The beauty and fashion site uses the recent “Today Show” hair fiasco as a prime example
Unless you were living under a rock last week, you definitely saw NBC’s The Today Show completely fail in its “60-second Great Summer Hairstyles” segment. During the segment YouTube beauty guru Deepica Mutyala attempted to give three models—one African-American—a trio of easy breezy hairstyles to beat the summer heat.
Yet, when she turned to Malyia Mcnaughton’s already perfectly coifed natural hair into a frizzy side ponytail disaster, it didn’t go over well. Within hours of the broadcast, Black Twitter and the internet unleashed on Mutyala calling out her inability to understand Black natural hair.
And while Mutyala later apologized, promising to “do better,” the damage had already been done. Another day, another example of non-Black experts not understanding Black beauty (Remember Buzzfeed’s abysmal contouring lesson last year?)
— Deepica Mutyala (@deepicam) August 5, 2016
“For decades the beauty industry has been able to get by using a shortsighted definition of diversity—one that only accounts for representation. Traditionally it has been enough for brands to only represent black women in beauty campaigns or TV segments but today that definition of inclusion no longer cuts it,” Dirshe wrote.
“Instead of approaching beauty from a colorblind vantage point, beauty brands should go a step further in addressing the needs and concerns of black women,” Dirshe added. “Our hair and makeup looks are different and should therefore be communicated and treated as such. Diversity isn’t just a marketing strategy; it’s a holistic approach that includes authentically engaging with and understanding the needs of black women.”
So what does that actually look like?
Ofunne Amaka, founder of Cocoa Swatches, told Dirshe that in order for that to be a reality, it’s about rethinking hiring practices across the board.
“True diversity would involve brands supporting the idea of diversity in every facet of their company: From their hiring practices, to their marketing efforts, to their product development, to their communications to their influencer relations,” Amaka said.
And for Mcnaughton, whose tresses had to endure this experience, the responsibility for change also must be on people color themselves, she said.
“There isn’t a reason to hire hosts or producers who can create content that reflect what the consumers want to see. We need to say what’s important and the industry will adjust accordingly,” Mcnaughton added.
The issue of representation not being enough transcends the beauty world.
It’s been a big topic in Hollywood as well, where in television, we have seen a rise in characters of color thanks to Empire, Scandal, Underground and Orange Is The New Black.
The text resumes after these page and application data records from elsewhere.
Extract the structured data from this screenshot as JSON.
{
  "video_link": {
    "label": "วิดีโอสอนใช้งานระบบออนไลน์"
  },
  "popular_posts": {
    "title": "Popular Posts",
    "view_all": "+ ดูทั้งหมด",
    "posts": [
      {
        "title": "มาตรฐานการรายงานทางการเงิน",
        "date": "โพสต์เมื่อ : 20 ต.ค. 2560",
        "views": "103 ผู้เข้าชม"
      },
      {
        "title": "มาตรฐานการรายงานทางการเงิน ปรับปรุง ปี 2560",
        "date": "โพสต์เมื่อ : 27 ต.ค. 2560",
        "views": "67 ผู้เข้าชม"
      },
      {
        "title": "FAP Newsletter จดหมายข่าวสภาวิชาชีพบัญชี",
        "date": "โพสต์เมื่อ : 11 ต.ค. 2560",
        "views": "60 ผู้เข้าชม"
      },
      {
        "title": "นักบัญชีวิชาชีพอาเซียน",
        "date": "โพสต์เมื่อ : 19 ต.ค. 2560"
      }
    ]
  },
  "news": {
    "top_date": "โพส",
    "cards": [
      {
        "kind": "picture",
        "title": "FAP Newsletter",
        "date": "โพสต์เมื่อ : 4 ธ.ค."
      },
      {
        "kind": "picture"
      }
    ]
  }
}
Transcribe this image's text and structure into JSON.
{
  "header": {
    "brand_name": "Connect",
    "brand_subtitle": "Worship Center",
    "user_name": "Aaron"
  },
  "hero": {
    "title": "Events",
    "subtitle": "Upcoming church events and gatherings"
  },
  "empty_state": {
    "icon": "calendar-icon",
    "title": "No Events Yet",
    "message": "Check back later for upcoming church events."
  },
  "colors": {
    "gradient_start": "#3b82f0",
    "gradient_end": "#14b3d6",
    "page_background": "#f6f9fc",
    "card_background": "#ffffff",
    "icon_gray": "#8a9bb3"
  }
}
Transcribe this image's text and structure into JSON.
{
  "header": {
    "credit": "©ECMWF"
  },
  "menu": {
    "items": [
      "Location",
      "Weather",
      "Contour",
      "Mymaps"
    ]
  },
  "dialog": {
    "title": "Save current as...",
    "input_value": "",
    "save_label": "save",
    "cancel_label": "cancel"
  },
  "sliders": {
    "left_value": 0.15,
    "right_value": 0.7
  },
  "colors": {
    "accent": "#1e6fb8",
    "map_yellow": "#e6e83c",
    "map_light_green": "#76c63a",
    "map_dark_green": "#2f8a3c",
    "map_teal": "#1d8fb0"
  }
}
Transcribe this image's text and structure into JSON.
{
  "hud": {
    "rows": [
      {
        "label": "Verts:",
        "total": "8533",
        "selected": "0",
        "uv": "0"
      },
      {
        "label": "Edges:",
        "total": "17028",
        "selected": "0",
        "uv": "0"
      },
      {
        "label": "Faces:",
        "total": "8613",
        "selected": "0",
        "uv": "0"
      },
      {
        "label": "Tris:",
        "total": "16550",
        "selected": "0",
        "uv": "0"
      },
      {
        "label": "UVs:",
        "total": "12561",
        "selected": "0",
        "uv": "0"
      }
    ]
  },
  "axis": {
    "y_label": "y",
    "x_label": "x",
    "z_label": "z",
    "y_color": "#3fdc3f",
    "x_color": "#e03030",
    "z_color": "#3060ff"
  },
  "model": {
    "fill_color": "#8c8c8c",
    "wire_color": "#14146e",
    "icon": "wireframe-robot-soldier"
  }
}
Yet writing rooms, even on some diverse TV shows, still seem to be very white and male, which can affect the authenticity and humanity of characters on the TV shows.